There were three who did not respond when we sent the congratulations announcement–we always send an e-mail acceptance and ask for the poet to confirm that the poem was still available to be published. This time three people did not respond. And this was really irritating because I’d already created their pages in the program and set up the links. And while it’s not hard work, I’m slow at it, so I was disappointed that I had invested the time, only to have to withdraw their poems from the issue.
More than disappointed, I’m really puzzled. I realize Chickenpinata is a small venue, but a publication is a publication, right? Why go to the effort to submit work to a journal if you don’t care if it gets accepted or not? If these three people had their poems accepted elsewhere, why not just let us know? We’ve had people withdraw submissions from us before, and sure it’s a little irksome, but it’s no big deal. It just doesn’t make any sense to me, not to respond to a journal they sent work to, and that wanted that work.

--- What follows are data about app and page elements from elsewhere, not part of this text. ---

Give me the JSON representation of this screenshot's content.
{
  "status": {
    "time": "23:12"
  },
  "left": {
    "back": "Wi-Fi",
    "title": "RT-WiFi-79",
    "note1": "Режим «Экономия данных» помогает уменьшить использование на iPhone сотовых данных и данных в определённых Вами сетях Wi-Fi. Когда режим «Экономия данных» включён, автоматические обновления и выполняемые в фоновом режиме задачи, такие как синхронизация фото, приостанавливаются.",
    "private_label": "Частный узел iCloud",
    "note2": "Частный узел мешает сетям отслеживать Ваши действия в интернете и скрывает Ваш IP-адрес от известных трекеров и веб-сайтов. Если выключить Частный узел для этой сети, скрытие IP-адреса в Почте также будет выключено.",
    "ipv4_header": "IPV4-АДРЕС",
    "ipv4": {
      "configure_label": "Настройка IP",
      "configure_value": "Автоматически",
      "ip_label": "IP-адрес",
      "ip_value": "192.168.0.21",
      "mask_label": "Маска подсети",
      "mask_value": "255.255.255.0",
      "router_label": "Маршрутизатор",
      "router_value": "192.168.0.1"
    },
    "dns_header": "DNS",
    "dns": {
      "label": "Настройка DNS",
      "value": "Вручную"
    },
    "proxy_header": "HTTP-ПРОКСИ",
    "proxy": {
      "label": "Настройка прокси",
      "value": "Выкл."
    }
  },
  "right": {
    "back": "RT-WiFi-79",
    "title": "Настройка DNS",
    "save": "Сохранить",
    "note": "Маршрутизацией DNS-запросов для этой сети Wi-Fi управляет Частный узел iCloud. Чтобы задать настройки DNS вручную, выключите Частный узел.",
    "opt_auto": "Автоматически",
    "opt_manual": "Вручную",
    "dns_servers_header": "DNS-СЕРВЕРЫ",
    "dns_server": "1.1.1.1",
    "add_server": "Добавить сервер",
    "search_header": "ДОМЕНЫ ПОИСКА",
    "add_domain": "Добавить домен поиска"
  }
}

Whatever, I guess. People are weird.
As for my own writing… I need to get back to it. I don’t have anything really to write about lately, though. I need to think of an organizing theme, or a “gimmick,” now that I have to start on book 2.
Someone, please! Send me an idea! I’m feeling all empty-ish and blah.
I’m thinking of this b/c of another blog post I read about an article in the Boston Globe: how about a series of poems that crack open clichés to their meaty origins? Use or discard at your leisure… 🙂
Suggestions for titles: Up to No Good, Mischief; another category– Geographies (not a snappy title but perhaps a working title to hold a few poems together and get rolling).
Time to get your rocks off.
Regarding Pinata 4, a very nice issue. As for those who wandered off, your inconvenience, but ultimately their loss. In the words of Olivia, “Rudesby, be gone.”